the maximum distance of any interior point to the polygon
border. This is stored in a variable called maxheight. The
heights due to each polygon are transformed by

*
Height(thisPixel) := sqrt( maxheight*maxheight -
(maxheight-Height(thisPixel))*(maxheight-Height(thisPixel)))
*

This makes the entire shape into a piecewise mesh of partial
spheres, with radius equal to maxheight. The shape is
C0 continuous, and as the number of points
on the polygon approaches infinity, the shape approaches
C1 continuity. The shape due to each
polygon is then summed toghether (making it easy to get noses,
etc.). Note that the sum of these height-fields (which is the
final result) is usually not C1 continuous,
but still has garrunteed C0 continuity.

Once the height-field has been computed, the heights are converted to "generalized disparity" values, so that they can be viewed using McMillan's algorithm for 3d viewing using image-warping [2].

Because the premise of the work is that detailed textures can
make up for poor or slightly innacurate shape information, the
algorithm does create poor / innacuratte shape information.
When too few contours are drawn, or when a shape is rotated to
extreme positions, this becomes readily apparent. Here is an
example.

** Here is the input image **

** Here is the image, rotated a little bit **

** Here is a view rotated to extreme positions **

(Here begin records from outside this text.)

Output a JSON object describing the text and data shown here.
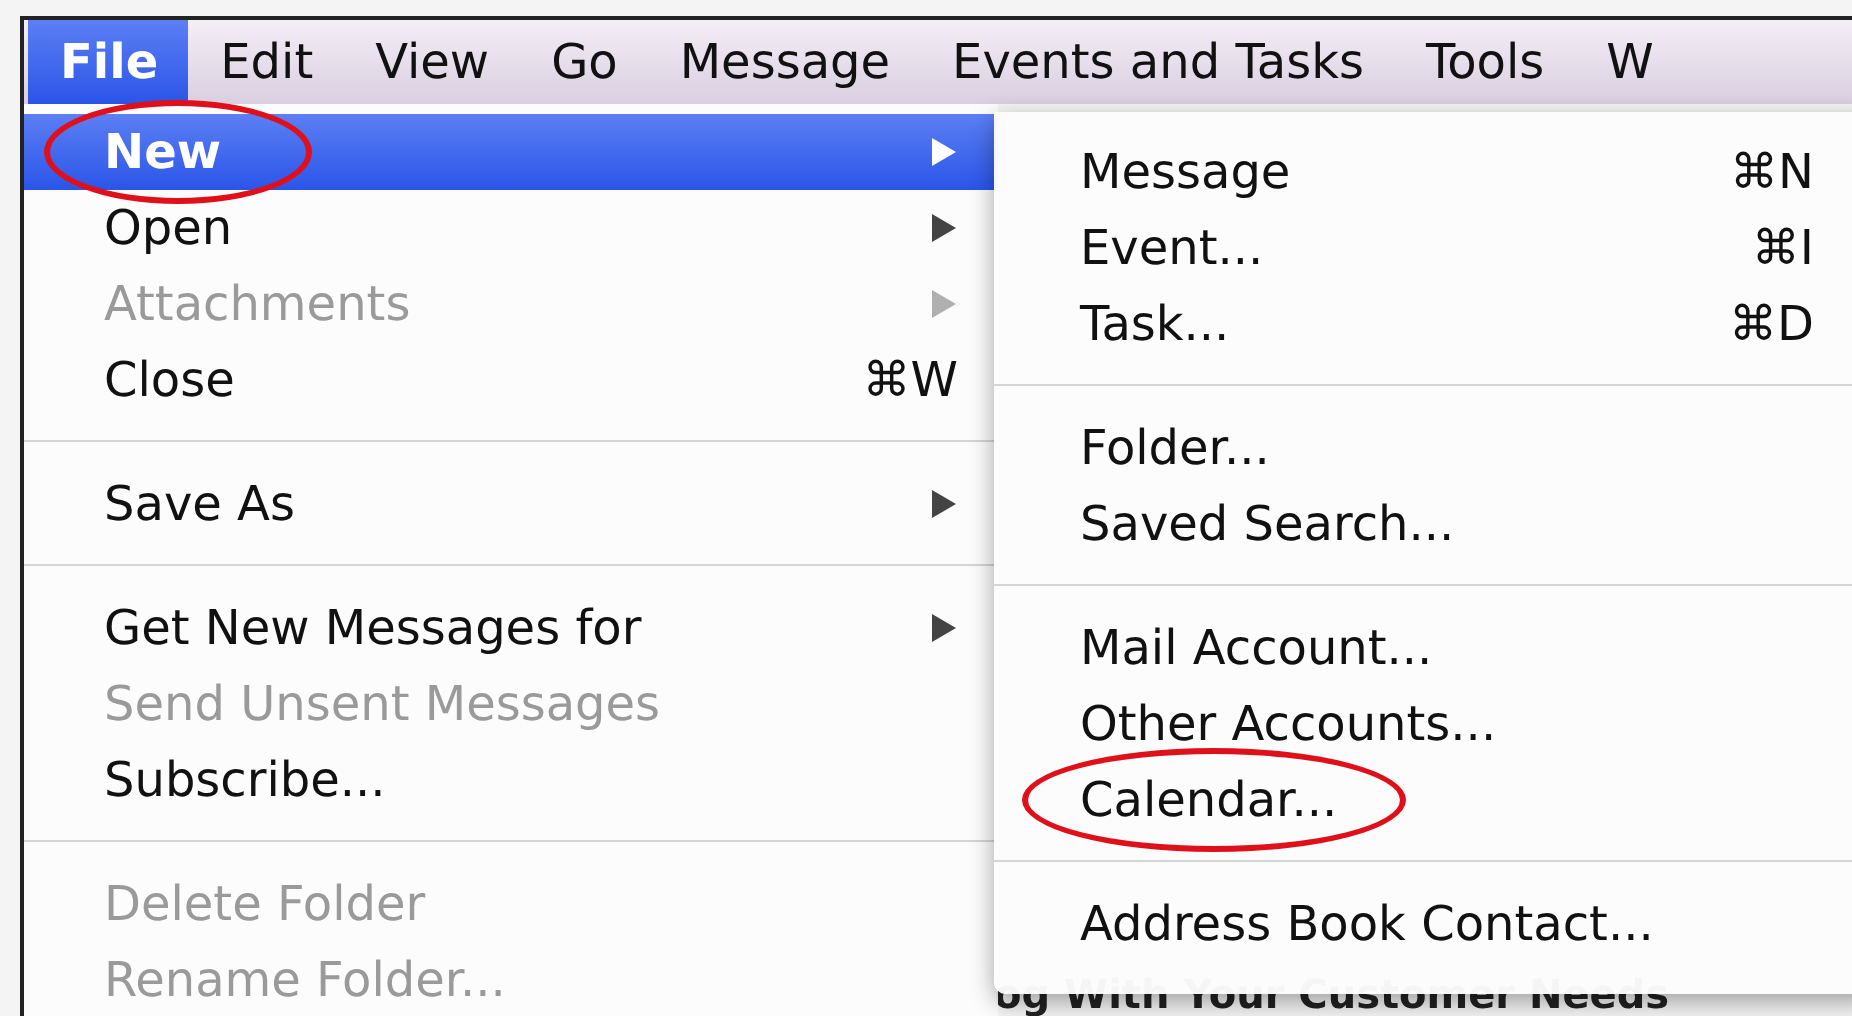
{
  "menubar": [
    {
      "label": "File",
      "selected": true
    },
    {
      "label": "Edit",
      "selected": false
    },
    {
      "label": "View",
      "selected": false
    },
    {
      "label": "Go",
      "selected": false
    },
    {
      "label": "Message",
      "selected": false
    },
    {
      "label": "Events and Tasks",
      "selected": false
    },
    {
      "label": "Tools",
      "selected": false
    },
    {
      "label": "W",
      "selected": false
    }
  ],
  "file_menu": [
    {
      "kind": "item",
      "label": "New",
      "has_submenu": true,
      "disabled": false,
      "selected": true,
      "circled": true
    },
    {
      "kind": "item",
      "label": "Open",
      "has_submenu": true,
      "disabled": false,
      "selected": false,
      "circled": false
    },
    {
      "kind": "item",
      "label": "Attachments",
      "has_submenu": true,
      "disabled": true,
      "selected": false,
      "circled": false
    },
    {
      "kind": "item",
      "label": "Close",
      "shortcut": "⌘W",
      "has_submenu": false,
      "disabled": false,
      "selected": false,
      "circled": false
    },
    {
      "kind": "separator"
    },
    {
      "kind": "item",
      "label": "Save As",
      "has_submenu": true,
      "disabled": false,
      "selected": false,
      "circled": false
    },
    {
      "kind": "separator"
    },
    {
      "kind": "item",
      "label": "Get New Messages for",
      "has_submenu": true,
      "disabled": false,
      "selected": false,
      "circled": false
    },
    {
      "kind": "item",
      "label": "Send Unsent Messages",
      "has_submenu": false,
      "disabled": true,
      "selected": false,
      "circled": false
    },
    {
      "kind": "item",
      "label": "Subscribe...",
      "has_submenu": false,
      "disabled": false,
      "selected": false,
      "circled": false
    },
    {
      "kind": "separator"
    },
    {
      "kind": "item",
      "label": "Delete Folder",
      "has_submenu": false,
      "disabled": true,
      "selected": false,
      "circled": false
    },
    {
      "kind": "item",
      "label": "Rename Folder...",
      "has_submenu": false,
      "disabled": true,
      "selected": false,
      "circled": false
    }
  ],
  "new_submenu": [
    {
      "kind": "item",
      "label": "Message",
      "shortcut": "⌘N",
      "selected": false,
      "circled": false
    },
    {
      "kind": "item",
      "label": "Event...",
      "shortcut": "⌘I",
      "selected": false,
      "circled": false
    },
    {
      "kind": "item",
      "label": "Task...",
      "shortcut": "⌘D",
      "selected": false,
      "circled": false
    },
    {
      "kind": "separator"
    },
    {
      "kind": "item",
      "label": "Folder...",
      "selected": false,
      "circled": false
    },
    {
      "kind": "item",
      "label": "Saved Search...",
      "selected": false,
      "circled": false
    },
    {
      "kind": "separator"
    },
    {
      "kind": "item",
      "label": "Mail Account...",
      "selected": false,
      "circled": false
    },
    {
      "kind": "item",
      "label": "Other Accounts...",
      "selected": false,
      "circled": false
    },
    {
      "kind": "item",
      "label": "Calendar...",
      "selected": false,
      "circled": true
    },
    {
      "kind": "separator"
    },
    {
      "kind": "item",
      "label": "Address Book Contact...",
      "selected": false,
      "circled": false
    }
  ],
  "background_text": "og With Your Customer Needs"
}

The first piece of future work to be done would be to speed up the heightfield creation process, by pre-processing polygons into Delaunay triangulations. The other remaining area of interest is texture synthesis for hole-filling. An approach that I did not have time to implement was to find a scalar field that yields the heightfield as an implicit surface, using numerical finite element methods, and then rewarp the surface onto a bounding cube by following the gradient of the scalar field from every point on the object surface, to the bounding cube. Texture synthesis can then be used on the bounding cube and reprojected back onto the 3d object. Also, missing shape detail could be synthesized by extending traditional texture-synthesis methods into 3d, possibly interpolating 3d shape and color as a hypertexture.

This paper is available via http://www.cs.cmu.edu/~ph/869/results/schuresko/final_project/report.html

- Takeo Igarashi, Satoshi Matsuoka, Hidehiko Tanaka,
**Teddy: A Sketching Interface for 3D Freeform Design**

available at http://www.mtl.t.u-tokyo.ac.jp/~takeo/teddy/teddy.htm

Presented at SIGGRAPH 99 - Leonard McMillan and Gary Bishop,
**Head-tracked stereoscopic display using image warping**

available at http://graphics.lcs.mit.edu/~mcmillan/Publications/spie95.ps

Stereoscopic Displays and Virtual Reality Systems II,

SPIE Proceedings 2409, Feb. 1995

Michael D Schuresko Last modified: Sun Dec 5 21:12:32 EST 1999